→ REQUIRED ACTION
Retype each entry exactly. Skip any pictures.

→ PROVIDED MATERIAL
****************************************
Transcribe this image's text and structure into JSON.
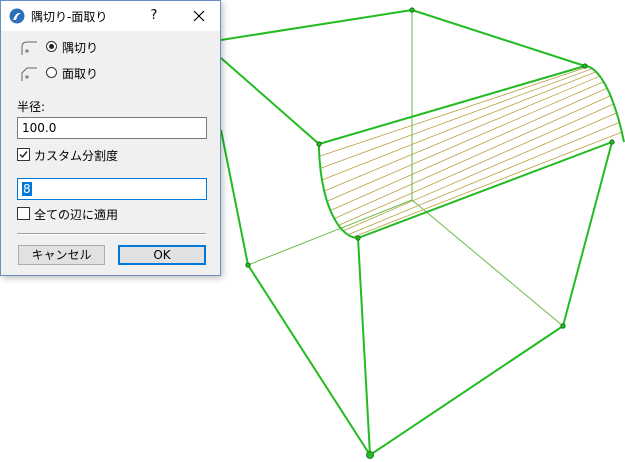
{
  "dialog": {
    "title": "隅切り-面取り",
    "help_label": "?",
    "modes": [
      {
        "label": "隅切り",
        "icon": "fillet-corner-icon",
        "selected": true
      },
      {
        "label": "面取り",
        "icon": "chamfer-corner-icon",
        "selected": false
      }
    ],
    "radius_label": "半径:",
    "radius_value": "100.0",
    "custom_segments_label": "カスタム分割度",
    "custom_segments_checked": true,
    "segments_value": "8",
    "apply_all_edges_label": "全ての辺に適用",
    "apply_all_edges_checked": false,
    "cancel_label": "キャンセル",
    "ok_label": "OK"
  },
  "viewport": {
    "edge_color": "#22bb22",
    "hidden_edge_color": "#66bb44",
    "fillet_line_color": "#b8a040"
  }
}
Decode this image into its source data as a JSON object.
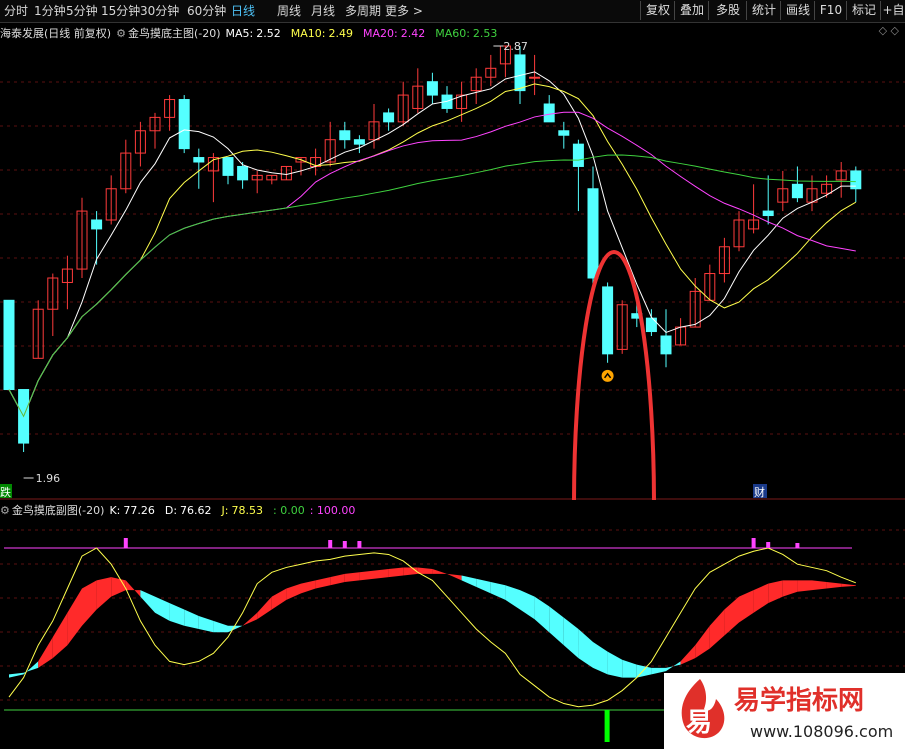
{
  "toolbar": {
    "periods": [
      "分时",
      "1分钟",
      "5分钟",
      "15分钟",
      "30分钟",
      "60分钟",
      "日线",
      "周线",
      "月线",
      "多周期",
      "更多 >"
    ],
    "active_period": "日线",
    "right_buttons": [
      "复权",
      "叠加",
      "多股",
      "统计",
      "画线",
      "F10",
      "标记"
    ],
    "right_extra": "+自"
  },
  "main_chart": {
    "stock_title": "海泰发展(日线 前复权)",
    "indicator_name": "金鸟摸底主图(-20)",
    "ma5_label": "MA5:",
    "ma5_value": "2.52",
    "ma10_label": "MA10:",
    "ma10_value": "2.49",
    "ma20_label": "MA20:",
    "ma20_value": "2.42",
    "ma60_label": "MA60:",
    "ma60_value": "2.53",
    "high_marker": "2.87",
    "low_marker": "1.96",
    "tag_left": "跌",
    "tag_right": "财",
    "colors": {
      "up": "#ff3b3b",
      "down": "#54ffff",
      "ma5": "#ffffff",
      "ma10": "#ffff4d",
      "ma20": "#ff44ff",
      "ma60": "#3fd13f"
    }
  },
  "sub_chart": {
    "indicator_name": "金鸟摸底副图(-20)",
    "k_label": "K:",
    "k_value": "77.26",
    "d_label": "D:",
    "d_value": "76.62",
    "j_label": "J:",
    "j_value": "78.53",
    "v1": ": 0.00",
    "v2": ": 100.00"
  },
  "chart_data": {
    "type": "candlestick",
    "y_range": [
      1.96,
      2.87
    ],
    "candles": [
      [
        2.3,
        2.1,
        2.3,
        2.1
      ],
      [
        2.1,
        1.98,
        2.1,
        1.96
      ],
      [
        2.17,
        2.28,
        2.3,
        2.17
      ],
      [
        2.28,
        2.35,
        2.36,
        2.22
      ],
      [
        2.34,
        2.37,
        2.4,
        2.28
      ],
      [
        2.37,
        2.5,
        2.53,
        2.35
      ],
      [
        2.48,
        2.46,
        2.5,
        2.38
      ],
      [
        2.48,
        2.55,
        2.58,
        2.47
      ],
      [
        2.55,
        2.63,
        2.66,
        2.54
      ],
      [
        2.63,
        2.68,
        2.7,
        2.6
      ],
      [
        2.68,
        2.71,
        2.72,
        2.64
      ],
      [
        2.71,
        2.75,
        2.76,
        2.68
      ],
      [
        2.75,
        2.64,
        2.76,
        2.63
      ],
      [
        2.62,
        2.61,
        2.64,
        2.55
      ],
      [
        2.59,
        2.62,
        2.63,
        2.52
      ],
      [
        2.62,
        2.58,
        2.62,
        2.56
      ],
      [
        2.6,
        2.57,
        2.61,
        2.55
      ],
      [
        2.57,
        2.58,
        2.59,
        2.54
      ],
      [
        2.57,
        2.58,
        2.58,
        2.56
      ],
      [
        2.57,
        2.6,
        2.6,
        2.57
      ],
      [
        2.61,
        2.62,
        2.62,
        2.58
      ],
      [
        2.6,
        2.62,
        2.64,
        2.58
      ],
      [
        2.61,
        2.66,
        2.7,
        2.6
      ],
      [
        2.68,
        2.66,
        2.7,
        2.64
      ],
      [
        2.66,
        2.65,
        2.67,
        2.63
      ],
      [
        2.66,
        2.7,
        2.74,
        2.64
      ],
      [
        2.72,
        2.7,
        2.73,
        2.68
      ],
      [
        2.7,
        2.76,
        2.79,
        2.69
      ],
      [
        2.73,
        2.78,
        2.82,
        2.72
      ],
      [
        2.79,
        2.76,
        2.81,
        2.74
      ],
      [
        2.76,
        2.73,
        2.78,
        2.72
      ],
      [
        2.73,
        2.76,
        2.79,
        2.7
      ],
      [
        2.77,
        2.8,
        2.82,
        2.74
      ],
      [
        2.8,
        2.82,
        2.85,
        2.78
      ],
      [
        2.83,
        2.87,
        2.87,
        2.8
      ],
      [
        2.85,
        2.77,
        2.87,
        2.74
      ],
      [
        2.8,
        2.8,
        2.85,
        2.76
      ],
      [
        2.74,
        2.7,
        2.76,
        2.7
      ],
      [
        2.68,
        2.67,
        2.7,
        2.64
      ],
      [
        2.65,
        2.6,
        2.66,
        2.5
      ],
      [
        2.55,
        2.35,
        2.6,
        2.33
      ],
      [
        2.33,
        2.18,
        2.34,
        2.16
      ],
      [
        2.19,
        2.29,
        2.3,
        2.18
      ],
      [
        2.27,
        2.26,
        2.3,
        2.24
      ],
      [
        2.26,
        2.23,
        2.28,
        2.22
      ],
      [
        2.22,
        2.18,
        2.28,
        2.15
      ],
      [
        2.2,
        2.24,
        2.26,
        2.2
      ],
      [
        2.24,
        2.32,
        2.35,
        2.24
      ],
      [
        2.3,
        2.36,
        2.38,
        2.3
      ],
      [
        2.36,
        2.42,
        2.44,
        2.34
      ],
      [
        2.42,
        2.48,
        2.5,
        2.41
      ],
      [
        2.46,
        2.48,
        2.56,
        2.45
      ],
      [
        2.5,
        2.49,
        2.58,
        2.47
      ],
      [
        2.52,
        2.55,
        2.59,
        2.5
      ],
      [
        2.56,
        2.53,
        2.6,
        2.52
      ],
      [
        2.52,
        2.55,
        2.58,
        2.5
      ],
      [
        2.54,
        2.56,
        2.58,
        2.53
      ],
      [
        2.57,
        2.59,
        2.61,
        2.53
      ],
      [
        2.59,
        2.55,
        2.6,
        2.52
      ]
    ]
  }
}
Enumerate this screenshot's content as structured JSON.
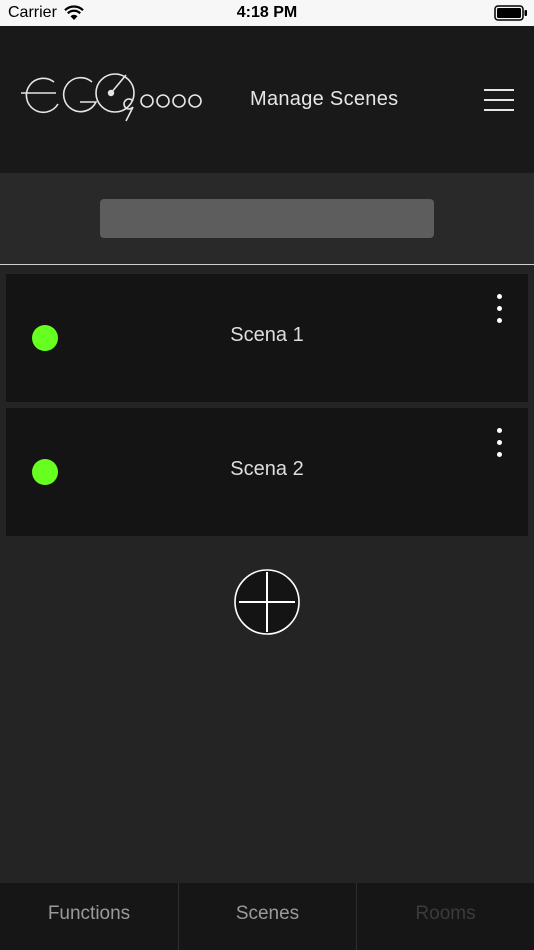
{
  "status_bar": {
    "carrier": "Carrier",
    "time": "4:18 PM"
  },
  "header": {
    "title": "Manage Scenes",
    "logo_icon": "ego-9000-logo"
  },
  "search": {
    "value": "",
    "placeholder": ""
  },
  "scenes": [
    {
      "name": "Scena 1",
      "status_color": "#66ff1f"
    },
    {
      "name": "Scena 2",
      "status_color": "#66ff1f"
    }
  ],
  "tabs": [
    {
      "label": "Functions",
      "color": "#9a9a9a"
    },
    {
      "label": "Scenes",
      "color": "#9a9a9a"
    },
    {
      "label": "Rooms",
      "color": "#3b3b3b"
    }
  ],
  "colors": {
    "background": "#242424",
    "header": "#191919",
    "row": "#141414",
    "accent_green": "#66ff1f"
  }
}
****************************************
→ RESPONSE
Transcribe this image's text and structure into JSON.
{
  "dialog": {
    "title": "隅切り-面取り",
    "help_label": "?",
    "modes": [
      {
        "label": "隅切り",
        "icon": "fillet-corner-icon",
        "selected": true
      },
      {
        "label": "面取り",
        "icon": "chamfer-corner-icon",
        "selected": false
      }
    ],
    "radius_label": "半径:",
    "radius_value": "100.0",
    "custom_segments_label": "カスタム分割度",
    "custom_segments_checked": true,
    "segments_value": "8",
    "apply_all_edges_label": "全ての辺に適用",
    "apply_all_edges_checked": false,
    "cancel_label": "キャンセル",
    "ok_label": "OK"
  },
  "viewport": {
    "edge_color": "#22bb22",
    "hidden_edge_color": "#66bb44",
    "fillet_line_color": "#b8a040"
  }
}
Decode this image into its source data as a JSON object.
{
  "toolbar": {
    "periods": [
      "分时",
      "1分钟",
      "5分钟",
      "15分钟",
      "30分钟",
      "60分钟",
      "日线",
      "周线",
      "月线",
      "多周期",
      "更多 >"
    ],
    "active_period": "日线",
    "right_buttons": [
      "复权",
      "叠加",
      "多股",
      "统计",
      "画线",
      "F10",
      "标记"
    ],
    "right_extra": "+自"
  },
  "main_chart": {
    "stock_title": "海泰发展(日线 前复权)",
    "indicator_name": "金鸟摸底主图(-20)",
    "ma5_label": "MA5:",
    "ma5_value": "2.52",
    "ma10_label": "MA10:",
    "ma10_value": "2.49",
    "ma20_label": "MA20:",
    "ma20_value": "2.42",
    "ma60_label": "MA60:",
    "ma60_value": "2.53",
    "high_marker": "2.87",
    "low_marker": "1.96",
    "tag_left": "跌",
    "tag_right": "财",
    "colors": {
      "up": "#ff3b3b",
      "down": "#54ffff",
      "ma5": "#ffffff",
      "ma10": "#ffff4d",
      "ma20": "#ff44ff",
      "ma60": "#3fd13f"
    }
  },
  "sub_chart": {
    "indicator_name": "金鸟摸底副图(-20)",
    "k_label": "K:",
    "k_value": "77.26",
    "d_label": "D:",
    "d_value": "76.62",
    "j_label": "J:",
    "j_value": "78.53",
    "v1": ": 0.00",
    "v2": ": 100.00"
  },
  "chart_data": {
    "type": "candlestick",
    "y_range": [
      1.96,
      2.87
    ],
    "candles": [
      [
        2.3,
        2.1,
        2.3,
        2.1
      ],
      [
        2.1,
        1.98,
        2.1,
        1.96
      ],
      [
        2.17,
        2.28,
        2.3,
        2.17
      ],
      [
        2.28,
        2.35,
        2.36,
        2.22
      ],
      [
        2.34,
        2.37,
        2.4,
        2.28
      ],
      [
        2.37,
        2.5,
        2.53,
        2.35
      ],
      [
        2.48,
        2.46,
        2.5,
        2.38
      ],
      [
        2.48,
        2.55,
        2.58,
        2.47
      ],
      [
        2.55,
        2.63,
        2.66,
        2.54
      ],
      [
        2.63,
        2.68,
        2.7,
        2.6
      ],
      [
        2.68,
        2.71,
        2.72,
        2.64
      ],
      [
        2.71,
        2.75,
        2.76,
        2.68
      ],
      [
        2.75,
        2.64,
        2.76,
        2.63
      ],
      [
        2.62,
        2.61,
        2.64,
        2.55
      ],
      [
        2.59,
        2.62,
        2.63,
        2.52
      ],
      [
        2.62,
        2.58,
        2.62,
        2.56
      ],
      [
        2.6,
        2.57,
        2.61,
        2.55
      ],
      [
        2.57,
        2.58,
        2.59,
        2.54
      ],
      [
        2.57,
        2.58,
        2.58,
        2.56
      ],
      [
        2.57,
        2.6,
        2.6,
        2.57
      ],
      [
        2.61,
        2.62,
        2.62,
        2.58
      ],
      [
        2.6,
        2.62,
        2.64,
        2.58
      ],
      [
        2.61,
        2.66,
        2.7,
        2.6
      ],
      [
        2.68,
        2.66,
        2.7,
        2.64
      ],
      [
        2.66,
        2.65,
        2.67,
        2.63
      ],
      [
        2.66,
        2.7,
        2.74,
        2.64
      ],
      [
        2.72,
        2.7,
        2.73,
        2.68
      ],
      [
        2.7,
        2.76,
        2.79,
        2.69
      ],
      [
        2.73,
        2.78,
        2.82,
        2.72
      ],
      [
        2.79,
        2.76,
        2.81,
        2.74
      ],
      [
        2.76,
        2.73,
        2.78,
        2.72
      ],
      [
        2.73,
        2.76,
        2.79,
        2.7
      ],
      [
        2.77,
        2.8,
        2.82,
        2.74
      ],
      [
        2.8,
        2.82,
        2.85,
        2.78
      ],
      [
        2.83,
        2.87,
        2.87,
        2.8
      ],
      [
        2.85,
        2.77,
        2.87,
        2.74
      ],
      [
        2.8,
        2.8,
        2.85,
        2.76
      ],
      [
        2.74,
        2.7,
        2.76,
        2.7
      ],
      [
        2.68,
        2.67,
        2.7,
        2.64
      ],
      [
        2.65,
        2.6,
        2.66,
        2.5
      ],
      [
        2.55,
        2.35,
        2.6,
        2.33
      ],
      [
        2.33,
        2.18,
        2.34,
        2.16
      ],
      [
        2.19,
        2.29,
        2.3,
        2.18
      ],
      [
        2.27,
        2.26,
        2.3,
        2.24
      ],
      [
        2.26,
        2.23,
        2.28,
        2.22
      ],
      [
        2.22,
        2.18,
        2.28,
        2.15
      ],
      [
        2.2,
        2.24,
        2.26,
        2.2
      ],
      [
        2.24,
        2.32,
        2.35,
        2.24
      ],
      [
        2.3,
        2.36,
        2.38,
        2.3
      ],
      [
        2.36,
        2.42,
        2.44,
        2.34
      ],
      [
        2.42,
        2.48,
        2.5,
        2.41
      ],
      [
        2.46,
        2.48,
        2.56,
        2.45
      ],
      [
        2.5,
        2.49,
        2.58,
        2.47
      ],
      [
        2.52,
        2.55,
        2.59,
        2.5
      ],
      [
        2.56,
        2.53,
        2.6,
        2.52
      ],
      [
        2.52,
        2.55,
        2.58,
        2.5
      ],
      [
        2.54,
        2.56,
        2.58,
        2.53
      ],
      [
        2.57,
        2.59,
        2.61,
        2.53
      ],
      [
        2.59,
        2.55,
        2.6,
        2.52
      ]
    ]
  }
}
Enumerate this screenshot's content as structured JSON.
{
  "status_bar": {
    "carrier": "Carrier",
    "time": "4:18 PM"
  },
  "header": {
    "title": "Manage Scenes",
    "logo_icon": "ego-9000-logo"
  },
  "search": {
    "value": "",
    "placeholder": ""
  },
  "scenes": [
    {
      "name": "Scena 1",
      "status_color": "#66ff1f"
    },
    {
      "name": "Scena 2",
      "status_color": "#66ff1f"
    }
  ],
  "tabs": [
    {
      "label": "Functions",
      "color": "#9a9a9a"
    },
    {
      "label": "Scenes",
      "color": "#9a9a9a"
    },
    {
      "label": "Rooms",
      "color": "#3b3b3b"
    }
  ],
  "colors": {
    "background": "#242424",
    "header": "#191919",
    "row": "#141414",
    "accent_green": "#66ff1f"
  }
}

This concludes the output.